» Work instructions
Lines containing the word "pale" are the ones to copy from the records below.

» Available records
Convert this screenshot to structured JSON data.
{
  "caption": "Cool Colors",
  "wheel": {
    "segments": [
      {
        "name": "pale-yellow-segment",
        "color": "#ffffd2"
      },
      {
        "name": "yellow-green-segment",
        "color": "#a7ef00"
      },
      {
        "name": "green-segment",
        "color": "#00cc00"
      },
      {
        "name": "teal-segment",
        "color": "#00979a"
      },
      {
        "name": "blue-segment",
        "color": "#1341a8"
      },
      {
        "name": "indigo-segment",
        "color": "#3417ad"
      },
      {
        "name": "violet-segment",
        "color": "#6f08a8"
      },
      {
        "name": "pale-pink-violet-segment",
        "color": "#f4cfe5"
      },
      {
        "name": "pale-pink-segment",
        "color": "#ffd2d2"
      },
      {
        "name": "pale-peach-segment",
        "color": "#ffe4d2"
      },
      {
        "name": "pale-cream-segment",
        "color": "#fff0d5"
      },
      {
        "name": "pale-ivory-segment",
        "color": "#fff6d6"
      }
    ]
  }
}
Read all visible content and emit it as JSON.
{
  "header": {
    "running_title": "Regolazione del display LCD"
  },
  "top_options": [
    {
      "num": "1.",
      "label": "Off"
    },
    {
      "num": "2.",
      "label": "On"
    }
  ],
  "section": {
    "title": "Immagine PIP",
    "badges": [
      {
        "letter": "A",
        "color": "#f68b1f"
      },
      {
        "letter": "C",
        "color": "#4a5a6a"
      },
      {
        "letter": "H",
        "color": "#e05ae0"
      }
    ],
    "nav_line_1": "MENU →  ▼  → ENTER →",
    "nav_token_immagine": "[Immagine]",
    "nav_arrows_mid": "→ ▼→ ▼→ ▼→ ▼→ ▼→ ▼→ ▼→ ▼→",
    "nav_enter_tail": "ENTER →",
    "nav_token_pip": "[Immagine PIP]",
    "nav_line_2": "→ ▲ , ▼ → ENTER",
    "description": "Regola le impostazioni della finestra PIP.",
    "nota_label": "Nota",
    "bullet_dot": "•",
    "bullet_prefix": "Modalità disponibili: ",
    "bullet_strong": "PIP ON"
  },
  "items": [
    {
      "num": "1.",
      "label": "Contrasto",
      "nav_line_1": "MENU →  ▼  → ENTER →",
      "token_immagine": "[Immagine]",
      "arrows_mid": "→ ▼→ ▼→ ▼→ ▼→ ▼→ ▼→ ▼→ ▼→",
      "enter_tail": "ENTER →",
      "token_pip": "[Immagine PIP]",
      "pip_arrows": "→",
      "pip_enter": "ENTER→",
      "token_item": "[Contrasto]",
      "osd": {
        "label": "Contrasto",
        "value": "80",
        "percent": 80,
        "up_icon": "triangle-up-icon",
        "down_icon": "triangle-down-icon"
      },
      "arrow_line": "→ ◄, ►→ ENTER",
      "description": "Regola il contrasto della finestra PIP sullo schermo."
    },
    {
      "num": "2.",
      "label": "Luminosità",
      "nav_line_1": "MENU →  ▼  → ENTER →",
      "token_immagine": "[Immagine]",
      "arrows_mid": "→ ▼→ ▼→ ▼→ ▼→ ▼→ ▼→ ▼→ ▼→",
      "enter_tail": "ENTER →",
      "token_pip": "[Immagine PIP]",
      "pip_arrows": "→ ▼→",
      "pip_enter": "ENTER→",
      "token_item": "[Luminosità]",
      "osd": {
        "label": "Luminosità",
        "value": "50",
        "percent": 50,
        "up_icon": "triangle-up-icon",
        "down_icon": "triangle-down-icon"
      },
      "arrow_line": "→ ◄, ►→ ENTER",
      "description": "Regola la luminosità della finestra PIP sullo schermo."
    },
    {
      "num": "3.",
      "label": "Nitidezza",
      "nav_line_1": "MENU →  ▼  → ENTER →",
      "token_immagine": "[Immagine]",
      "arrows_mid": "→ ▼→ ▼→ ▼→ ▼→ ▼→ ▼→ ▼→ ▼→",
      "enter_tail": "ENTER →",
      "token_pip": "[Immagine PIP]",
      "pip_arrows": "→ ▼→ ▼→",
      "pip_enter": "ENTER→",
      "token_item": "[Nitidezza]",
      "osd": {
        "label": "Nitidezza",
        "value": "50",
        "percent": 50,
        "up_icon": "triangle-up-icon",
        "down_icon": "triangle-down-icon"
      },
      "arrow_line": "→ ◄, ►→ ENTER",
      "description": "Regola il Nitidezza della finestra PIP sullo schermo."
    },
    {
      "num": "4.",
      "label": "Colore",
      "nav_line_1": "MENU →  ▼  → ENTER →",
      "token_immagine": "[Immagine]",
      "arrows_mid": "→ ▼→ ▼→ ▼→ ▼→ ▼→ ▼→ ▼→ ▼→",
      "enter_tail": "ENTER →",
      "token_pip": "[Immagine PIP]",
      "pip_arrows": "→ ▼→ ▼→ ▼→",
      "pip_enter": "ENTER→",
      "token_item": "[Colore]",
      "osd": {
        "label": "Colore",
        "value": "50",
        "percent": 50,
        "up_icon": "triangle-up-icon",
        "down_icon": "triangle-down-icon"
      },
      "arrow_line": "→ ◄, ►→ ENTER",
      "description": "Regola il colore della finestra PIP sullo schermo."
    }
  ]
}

» Problem solution
        "name": "pale-yellow-segment",
        "name": "pale-pink-violet-segment",
        "name": "pale-pink-segment",
        "name": "pale-peach-segment",
        "name": "pale-cream-segment",
        "name": "pale-ivory-segment",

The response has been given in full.